Snowshoes on ice are fun! Skittering to the other side, we were somewhat protected from the wind, and layered up for the summit assault. We decided to try and stick to the snowfields, and only ran into some sections of rock. There was a mix of snow conditions, and the sculpting continued to be amazing. Topping out on Jefferson, the winds were intense, peaks were in the clear, and another winter peak was under our feet.
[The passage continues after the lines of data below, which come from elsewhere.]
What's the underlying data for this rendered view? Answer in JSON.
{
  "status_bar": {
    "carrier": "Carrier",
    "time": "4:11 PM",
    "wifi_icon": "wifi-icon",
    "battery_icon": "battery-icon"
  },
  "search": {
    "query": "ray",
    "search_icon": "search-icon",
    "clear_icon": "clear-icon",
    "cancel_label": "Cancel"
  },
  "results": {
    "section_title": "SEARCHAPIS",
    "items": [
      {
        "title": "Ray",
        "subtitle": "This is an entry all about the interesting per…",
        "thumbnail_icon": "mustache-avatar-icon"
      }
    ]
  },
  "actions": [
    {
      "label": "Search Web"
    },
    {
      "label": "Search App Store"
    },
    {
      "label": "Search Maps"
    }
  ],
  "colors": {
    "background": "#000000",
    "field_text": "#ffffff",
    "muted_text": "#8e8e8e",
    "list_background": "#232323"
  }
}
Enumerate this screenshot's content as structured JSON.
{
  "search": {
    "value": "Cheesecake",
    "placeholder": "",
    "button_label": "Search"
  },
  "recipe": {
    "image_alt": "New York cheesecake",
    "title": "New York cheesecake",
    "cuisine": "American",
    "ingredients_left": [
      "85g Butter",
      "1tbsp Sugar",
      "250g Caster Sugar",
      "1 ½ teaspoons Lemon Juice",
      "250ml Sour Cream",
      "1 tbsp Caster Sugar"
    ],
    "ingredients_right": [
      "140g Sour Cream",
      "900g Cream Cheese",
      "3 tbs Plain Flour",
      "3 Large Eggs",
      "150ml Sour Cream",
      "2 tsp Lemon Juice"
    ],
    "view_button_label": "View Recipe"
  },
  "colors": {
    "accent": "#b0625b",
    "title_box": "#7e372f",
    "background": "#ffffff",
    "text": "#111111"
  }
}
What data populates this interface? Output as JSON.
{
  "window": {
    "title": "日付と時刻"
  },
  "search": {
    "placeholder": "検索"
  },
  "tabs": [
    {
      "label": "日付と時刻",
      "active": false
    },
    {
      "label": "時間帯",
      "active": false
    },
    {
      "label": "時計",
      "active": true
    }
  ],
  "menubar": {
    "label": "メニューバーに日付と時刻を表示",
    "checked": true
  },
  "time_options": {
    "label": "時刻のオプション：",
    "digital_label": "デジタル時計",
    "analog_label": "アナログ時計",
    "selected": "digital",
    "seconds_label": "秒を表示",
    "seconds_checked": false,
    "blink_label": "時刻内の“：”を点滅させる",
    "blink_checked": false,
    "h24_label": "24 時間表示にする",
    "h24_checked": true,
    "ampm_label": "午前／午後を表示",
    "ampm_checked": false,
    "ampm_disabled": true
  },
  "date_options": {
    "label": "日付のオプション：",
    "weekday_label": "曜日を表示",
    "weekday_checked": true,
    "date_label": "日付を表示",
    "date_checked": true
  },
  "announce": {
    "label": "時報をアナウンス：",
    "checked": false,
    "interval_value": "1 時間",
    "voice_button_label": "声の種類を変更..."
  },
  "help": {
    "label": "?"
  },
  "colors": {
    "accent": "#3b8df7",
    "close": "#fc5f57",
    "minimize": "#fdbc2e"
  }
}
Our summit stay was brief, enough to touch the pin, get pictures, and retreat. Now on the trail, we worked our way back down to Edmands Col, somewhat more protected on the lee side of the ridge. Up and over the Jefferson snowfield, which looked daunting from above... and skiable in the right conditions. The winds weren't as bad on our second transit, and we began the climb towards Adams, looking for a spot out of the wind to take a break. High clouds rolled in, obscuring the sun, and Mike pointed out Adams V to me... and I "need" it... so we went to check it out!

Rime below Jefferson

Jefferson and Clay from Adams V
Reaching a point near Thunderstorm Junction, snow became less, rime and rock became the rule. Challenging conditions for sure, but the wind was at least at our backs. Once reaching the rime-encrusted summit sign, the wind surged, as it passed over the top of the peak. All but one of my summit photos was noticeably blurred, since I couldn't keep myself still in the winds, and the lighting was less than ideal. The summit stay on Adams was shorter than the Jefferson one! Touch the pin, and go!

Near Thunderstorm Junction


Madison and Star Lake from Adams
We picked our way down to Thunderstorm Junction, and on down Lowe's, sticking to snowfields as much as possible, reaching treeline around 4:30. I saw ski tracks, which we followed to Gray Knob, where we found the caretaker Adam in residence. I'd hoped to find the other caretaker Mike, but he was on his off days. The skis belonged to Adam, and I chatted with him about things for a bit, while we warmed up and ate. Bidding him and a group of three who had arrived good evening, we set off down Lowe's. My snowshoes and boots began to bother me, especially on the steeps, and we soon required headlamps, as we neared the Log Cabin, where we took another short break.

The remaining 1.7 to the road went quickly, on the easier terrain of the lower section, and when we reached the road, the snow was soft, and the temperatures in the upper 30's. What a difference 4000+ feet of elevation makes! We then rode back to Conway, and got some Italian food which was delicious. I didn't end up getting home until almost 11:30! It was a long day in the mountains, but one that I won't soon forget.Thanks to Mike for another memorable one.

That's two more off the winter list, leaving just Monroe and Isolation dangling. I'm going to hit Monroe soon, and finish with Mike and Steff (perhaps on skis!) on Isolation, in early March. It's been a long time in coming.